Sources dither over what exactly happened there. Some historians say the story of the martyrs is legend only. Written sources didn’t appear for two decades. All agree, however, that Mehmet II did indeed send a fleet of some 250 ships with 18,000 soldiers to establish a beachhead for the march to Rome. On July 29 the assault on Otranto, a city of between 6,000 and 12,000 (sources differ) began.
By August 14, with thousands of citizens dead defending their city, Otranto was in the hands of the Ottoman forces. Remaining women and children were taken into slavery. And, 800 men between 15 and 50 were, according to legend and the earliest sources, given the choice to convert or be beheaded. The city’s Bishop Stefano Pendinelli was killed, some say sawn in half, and so was Archbishop Stefano Agricoli. Led by a courageous tailor named Antonio Primaldi or Pezzulla (those sources again) the 800 men refused and one-by-one were beheaded on the Hill of Minerva just outside the town. According to chronicler Giovanni Laggetto’s della Guerra di Otranto del 1480 (one of those early sources), Primaldi said: “…we fight to save our souls for our Lord, so that having died on the cross for us, it is good that we should die for him….”

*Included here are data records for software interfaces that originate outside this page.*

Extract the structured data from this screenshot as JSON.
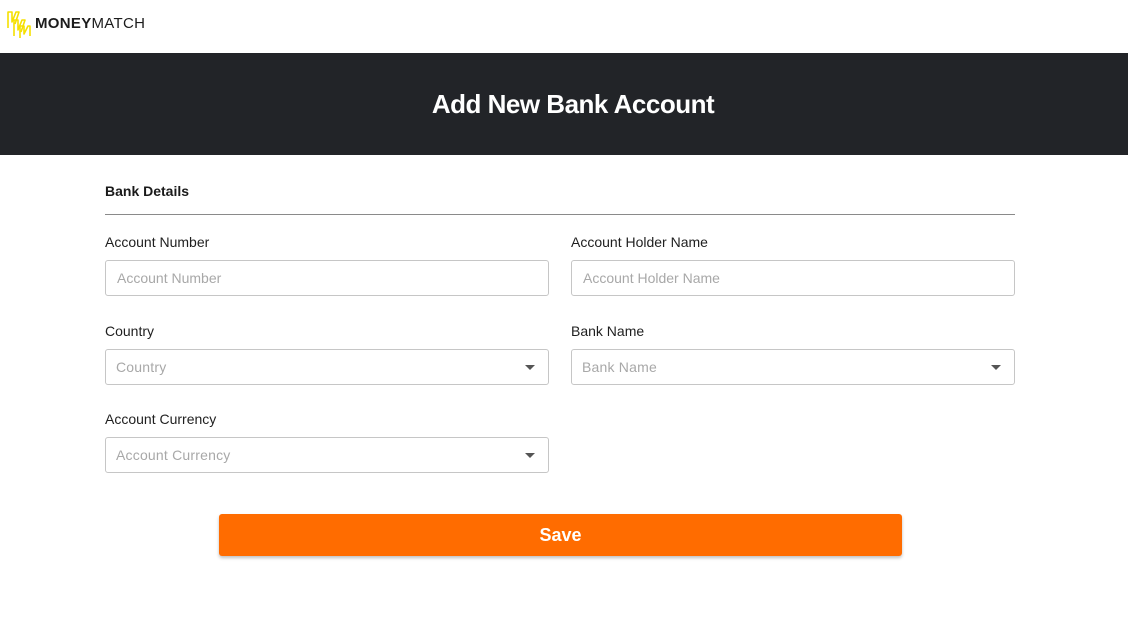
{
  "brand": {
    "icon": "moneymatch-logo-icon",
    "name_bold": "MONEY",
    "name_light": "MATCH",
    "accent_color": "#f5e000"
  },
  "header": {
    "title": "Add New Bank Account",
    "background": "#222428"
  },
  "form": {
    "section_title": "Bank Details",
    "fields": {
      "account_number": {
        "label": "Account Number",
        "placeholder": "Account Number",
        "value": ""
      },
      "account_holder_name": {
        "label": "Account Holder Name",
        "placeholder": "Account Holder Name",
        "value": ""
      },
      "country": {
        "label": "Country",
        "placeholder": "Country",
        "icon": "chevron-down-icon"
      },
      "bank_name": {
        "label": "Bank Name",
        "placeholder": "Bank Name",
        "icon": "chevron-down-icon"
      },
      "account_currency": {
        "label": "Account Currency",
        "placeholder": "Account Currency",
        "icon": "chevron-down-icon"
      }
    },
    "save_label": "Save",
    "save_color": "#ff6c00"
  }
}
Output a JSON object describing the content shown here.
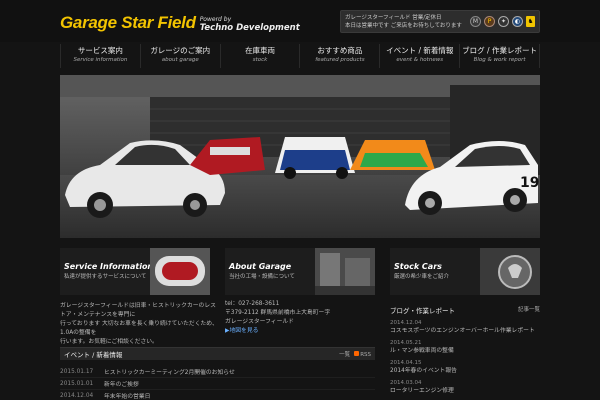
{
  "logo": {
    "main": "Garage Star Field",
    "sub1": "Powerd by",
    "sub2": "Techno Development"
  },
  "infobox": {
    "line1": "ガレージスターフィールド 営業/定休日",
    "line2": "本日は営業中です ご来店をお待ちしております",
    "brands": [
      "mazda-logo",
      "porsche-logo",
      "mercedes-logo",
      "bmw-logo",
      "ferrari-logo"
    ]
  },
  "nav": [
    {
      "jp": "サービス案内",
      "en": "Service information"
    },
    {
      "jp": "ガレージのご案内",
      "en": "about garage"
    },
    {
      "jp": "在庫車両",
      "en": "stock"
    },
    {
      "jp": "おすすめ商品",
      "en": "featured products"
    },
    {
      "jp": "イベント / 新着情報",
      "en": "event & hotnews"
    },
    {
      "jp": "ブログ / 作業レポート",
      "en": "Blog & work report"
    }
  ],
  "panels": [
    {
      "title": "Service Information",
      "sub": "私達が提供するサービスについて"
    },
    {
      "title": "About Garage",
      "sub": "当社の工場・設備について"
    },
    {
      "title": "Stock Cars",
      "sub": "厳選の希少車をご紹介"
    }
  ],
  "intro": {
    "line1": "ガレージスターフィールドは旧車・ヒストリックカーのレストア・メンテナンスを専門に",
    "line2": "行っております 大切なお車を長く乗り続けていただくため、1.0Aの整備を",
    "line3": "行います。お気軽にご相談ください。"
  },
  "contact": {
    "tel": "tel：027-268-3611",
    "address1": "〒379-2112 群馬県前橋市上大島町ー字",
    "address2": "ガレージスターフィールド",
    "map_link": "▶地図を見る"
  },
  "news": {
    "title": "イベント / 新着情報",
    "list_link": "一覧",
    "rss_label": "RSS",
    "items": [
      {
        "date": "2015.01.17",
        "title": "ヒストリックカーミーティング2月開催のお知らせ"
      },
      {
        "date": "2015.01.01",
        "title": "新年のご挨拶"
      },
      {
        "date": "2014.12.04",
        "title": "年末年始の営業日"
      }
    ]
  },
  "blog": {
    "title": "ブログ・作業レポート",
    "more": "記事一覧",
    "items": [
      {
        "date": "2014.12.04",
        "title": "コスモスポーツのエンジンオーバーホール作業レポート"
      },
      {
        "date": "2014.05.21",
        "title": "ル・マン参戦車両の整備"
      },
      {
        "date": "2014.04.15",
        "title": "2014年春のイベント報告"
      },
      {
        "date": "2014.03.04",
        "title": "ロータリーエンジン修理"
      }
    ]
  }
}
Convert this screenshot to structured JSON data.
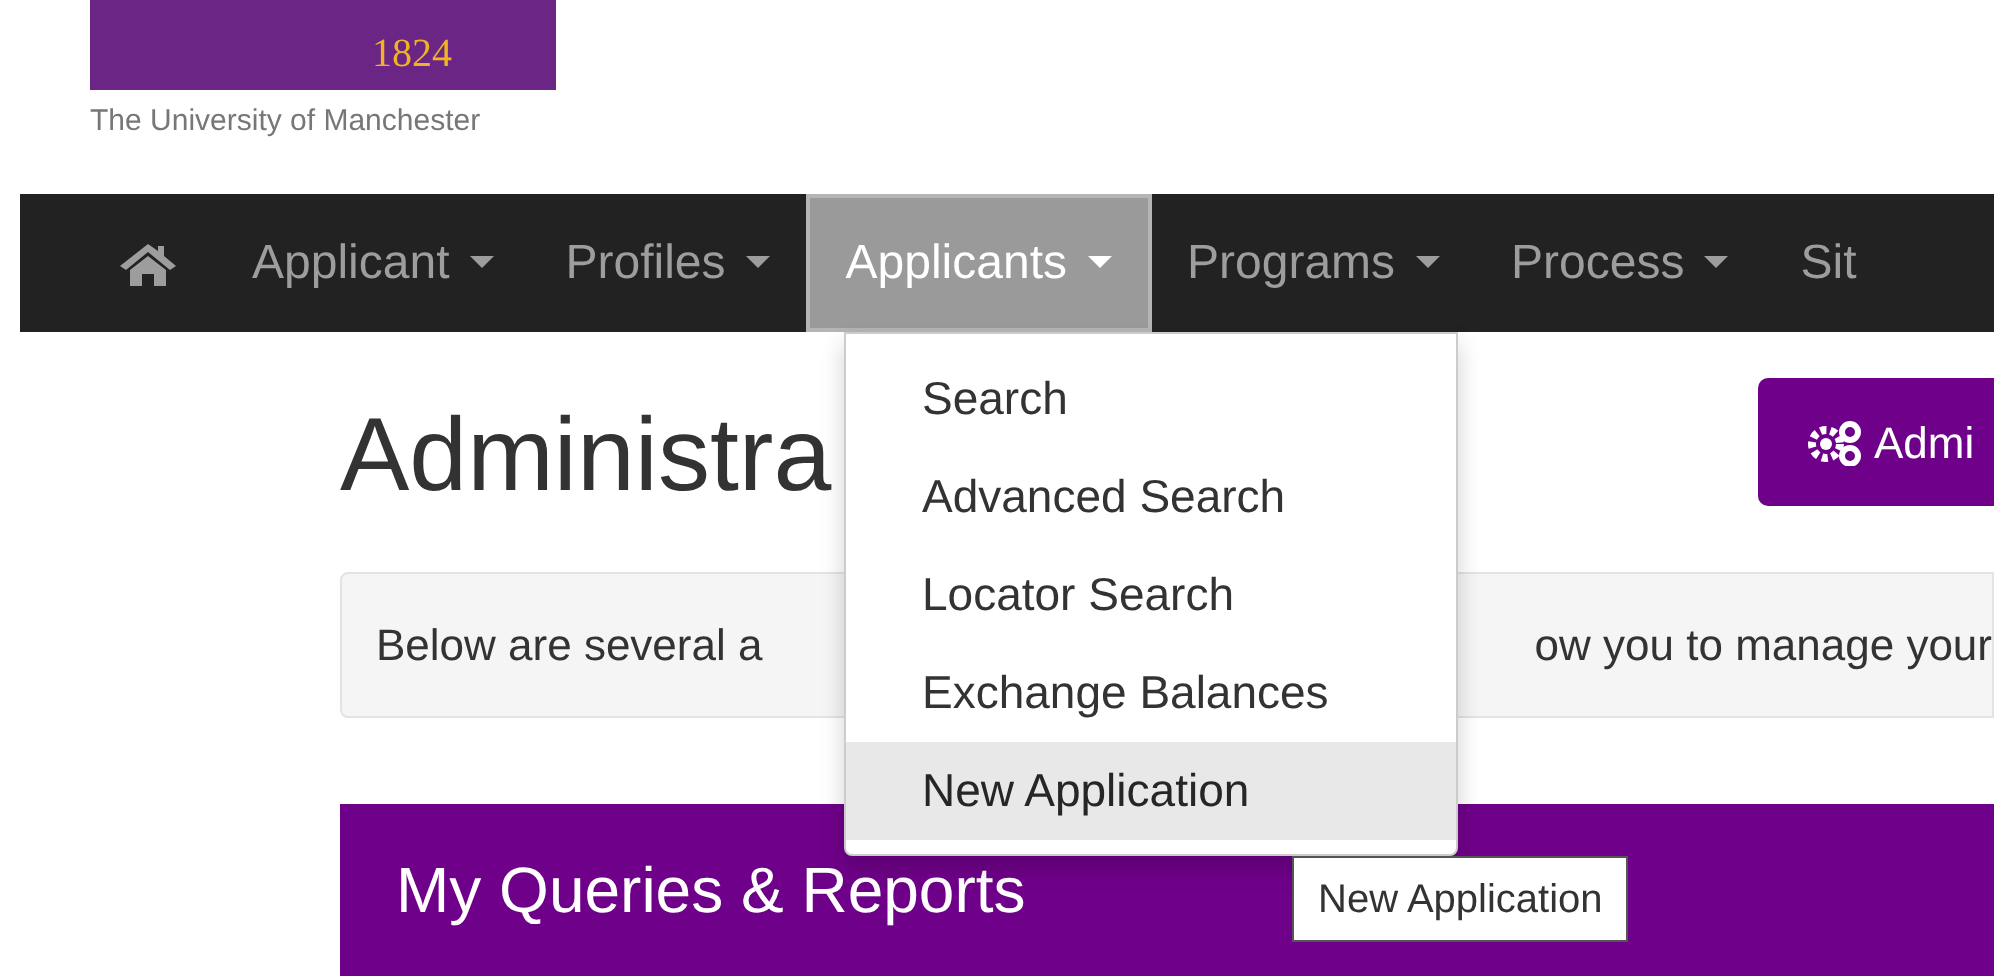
{
  "logo": {
    "year": "1824",
    "caption": "The University of Manchester"
  },
  "navbar": {
    "items": [
      {
        "label": "Applicant",
        "selected": false,
        "caret": true
      },
      {
        "label": "Profiles",
        "selected": false,
        "caret": true
      },
      {
        "label": "Applicants",
        "selected": true,
        "caret": true
      },
      {
        "label": "Programs",
        "selected": false,
        "caret": true
      },
      {
        "label": "Process",
        "selected": false,
        "caret": true
      },
      {
        "label": "Sit",
        "selected": false,
        "caret": false
      }
    ]
  },
  "dropdown": {
    "items": [
      {
        "label": "Search",
        "selected": false
      },
      {
        "label": "Advanced Search",
        "selected": false
      },
      {
        "label": "Locator Search",
        "selected": false
      },
      {
        "label": "Exchange Balances",
        "selected": false
      },
      {
        "label": "New Application",
        "selected": true
      }
    ]
  },
  "tooltip": "New Application",
  "page": {
    "heading": "Administra",
    "admin_button": "Admi",
    "intro_left": "Below are several a",
    "intro_right": "ow you to manage your",
    "panel_title": "My Queries & Reports"
  }
}
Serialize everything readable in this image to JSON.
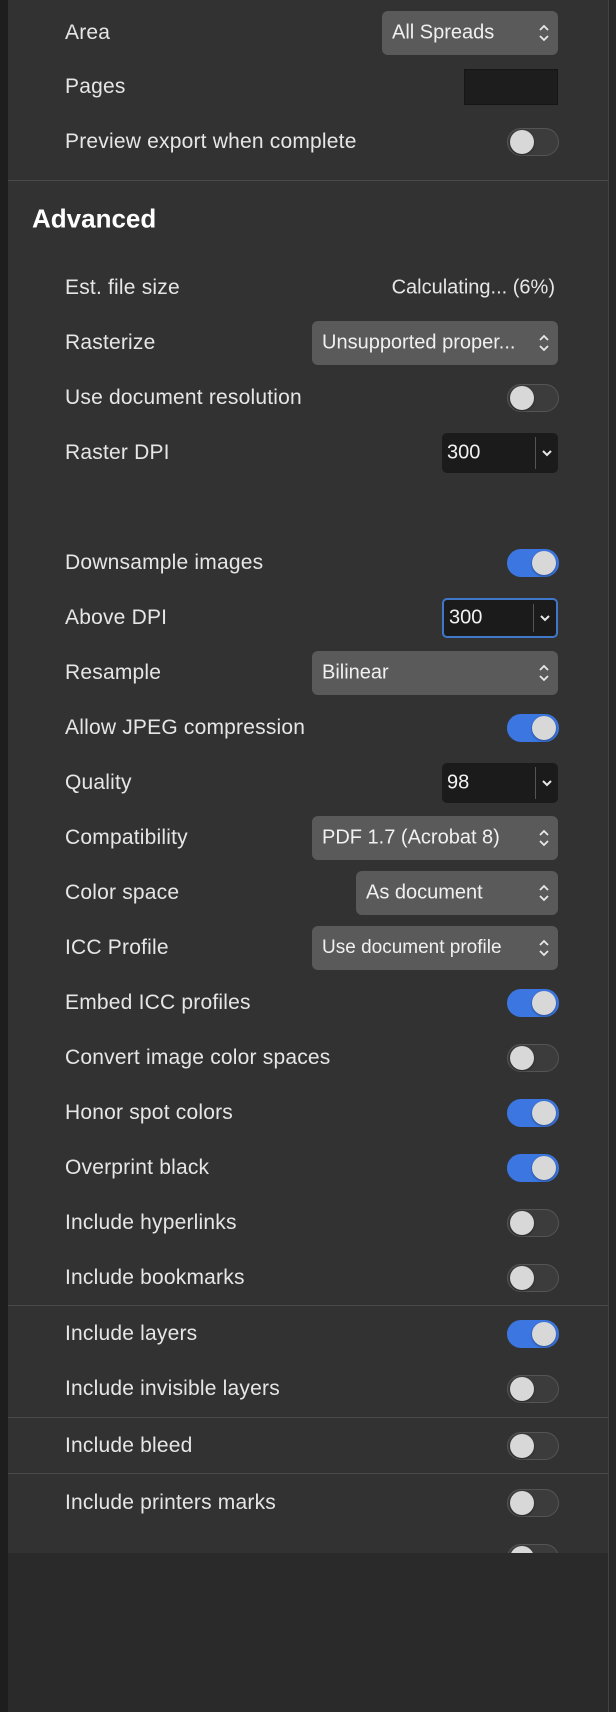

Historian Norman Housley, author of Crusading and the Ottoman Threat, 1453-1505 (2012), it was “the fall of Otranto, rather than Constantinople, that constituted their ‘9/11 moment.’” Ferdinand I, king of Naples, rallied his forces. Mehmet II died on May 3, 1481, distracting the Ottomans with wars of succession. In September, Ferdinand’s son Duke Alfonso, along with help from papal and Hungarian forces, recaptured Otranto. The Ottomans never landed on Italian soil again.
Though historians question the story, the Roman Catholic Church does not. The 800 Martyrs were beatified in 1771. The process stalled. But, on October 5, 1980, John Paul II visited Otranto, in July 2006 Benedict XVI reopened the canonization process, and Pope Francis canonized all 800 on May 12, 2013, in Rome. He said: “They refused to deny their faith and died professing the Risen Christ. Where did they find the strength to stay faithful? In the faith itself, which enables us to see beyond the limits of our human sight, beyond the boundaries of earthly life.”
When it comes to James Wright Foley, the Church is also clear. First, Bontinck is hardly a reliable witness, being in jail in Belgium awaiting trial for being a member Sharia4Belgium, a terrorist group. Next, the Second Vatican Council’s Declaration on Religious Freedom states that the right to religious freedom is rooted in the dignity of the person. “This freedom means that all men are to be immune from coercion…” Fr. Luke Mata of Los Angeles said that if Foley did convert to Islam, it is likely he did it to end the torture, not to deny his Christian faith. “The circumstances, mainly torture, mitigate or completely absolve any culpability,” he said.
James Wright Foley was surely coerced, tortured mercilessly. In the eyes of his Church James Wright Foley most likely died a faithful Roman Catholic, just like the Martyrs of Otranto.